> _Prompt_:
Please repeat the entries below exactly as written, leaving out any images.

> _Material for the task_:
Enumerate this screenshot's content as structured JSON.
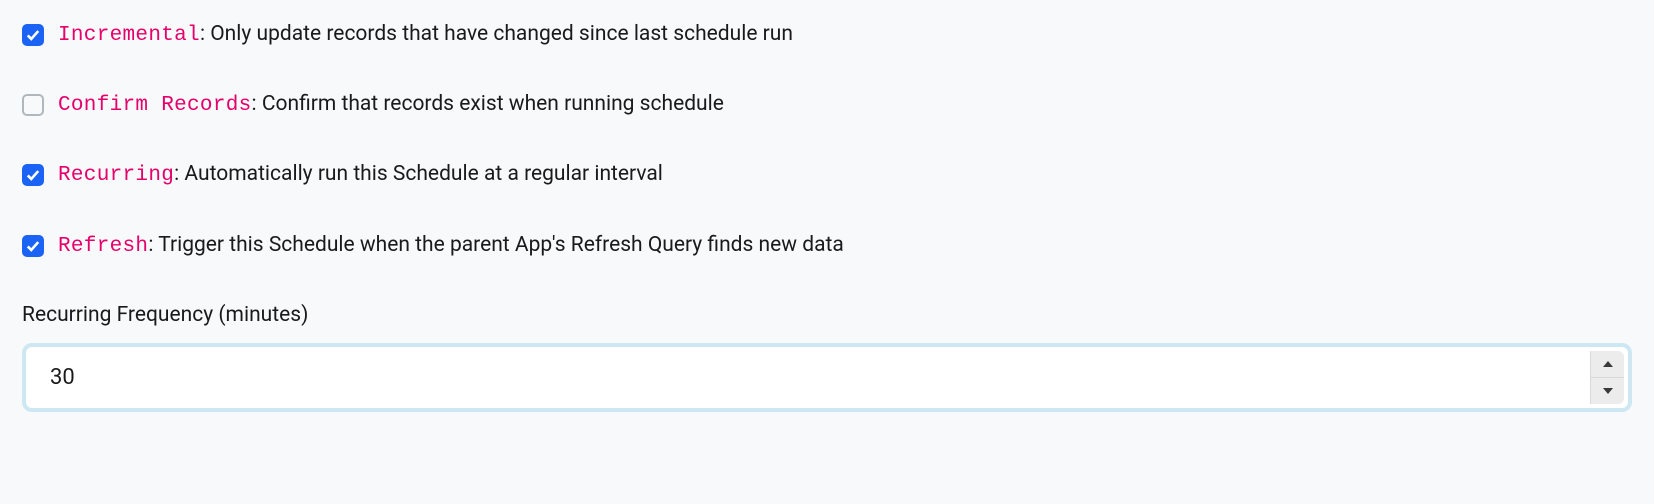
{
  "options": {
    "incremental": {
      "key": "Incremental",
      "desc": "Only update records that have changed since last schedule run",
      "checked": true
    },
    "confirm_records": {
      "key": "Confirm Records",
      "desc": "Confirm that records exist when running schedule",
      "checked": false
    },
    "recurring": {
      "key": "Recurring",
      "desc": "Automatically run this Schedule at a regular interval",
      "checked": true
    },
    "refresh": {
      "key": "Refresh",
      "desc": "Trigger this Schedule when the parent App's Refresh Query finds new data",
      "checked": true
    }
  },
  "recurring_frequency": {
    "label": "Recurring Frequency (minutes)",
    "value": "30"
  }
}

> _Exercise answer_:
Enumerate this screenshot's content as structured JSON.
{
  "options": {
    "incremental": {
      "key": "Incremental",
      "desc": "Only update records that have changed since last schedule run",
      "checked": true
    },
    "confirm_records": {
      "key": "Confirm Records",
      "desc": "Confirm that records exist when running schedule",
      "checked": false
    },
    "recurring": {
      "key": "Recurring",
      "desc": "Automatically run this Schedule at a regular interval",
      "checked": true
    },
    "refresh": {
      "key": "Refresh",
      "desc": "Trigger this Schedule when the parent App's Refresh Query finds new data",
      "checked": true
    }
  },
  "recurring_frequency": {
    "label": "Recurring Frequency (minutes)",
    "value": "30"
  }
}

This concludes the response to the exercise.